[Page and application data records]

****

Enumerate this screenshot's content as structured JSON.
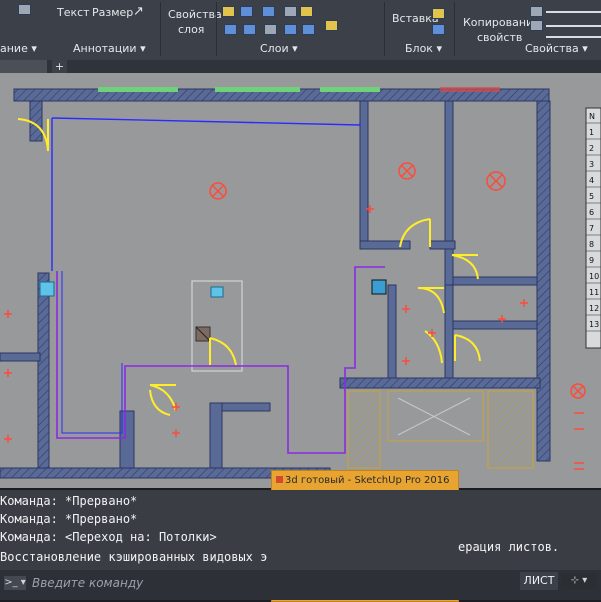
{
  "ribbon": {
    "text_label": "Текст",
    "dimension_label": "Размер",
    "layer_props_line1": "Свойства",
    "layer_props_line2": "слоя",
    "insert_label": "Вставка",
    "copy_props_line1": "Копирование",
    "copy_props_line2": "свойств",
    "groups": {
      "partial": "ание ▾",
      "annotations": "Аннотации ▾",
      "layers": "Слои ▾",
      "block": "Блок ▾",
      "properties": "Свойства ▾"
    }
  },
  "drawing": {
    "add_tab": "+",
    "right_table_rows": [
      "N",
      "1",
      "2",
      "3",
      "4",
      "5",
      "6",
      "7",
      "8",
      "9",
      "10",
      "11",
      "12",
      "13"
    ]
  },
  "popup": {
    "title": "3d готовый - SketchUp Pro 2016"
  },
  "console": {
    "lines": [
      "Команда: *Прервано*",
      "Команда: *Прервано*",
      "Команда:   <Переход на: Потолки>",
      "Восстановление кэшированных видовых э"
    ],
    "tail_text": "ерация листов."
  },
  "command": {
    "placeholder": "Введите команду",
    "button_label": ">_ ▾"
  },
  "status": {
    "layout_tab": "ЛИСТ",
    "icon_label": "⊹ ▾"
  },
  "colors": {
    "canvas": "#98999b",
    "wall": "#4b5a86",
    "ceiling_line": "#2a2cff",
    "purple_line": "#8a2be2",
    "door": "#ffec2a",
    "fixture": "#ff4a3a"
  }
}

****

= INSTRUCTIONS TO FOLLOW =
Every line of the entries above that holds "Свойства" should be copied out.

= SOLUTION =
    "layer_props_line1": "Свойства",
      "properties": "Свойства ▾"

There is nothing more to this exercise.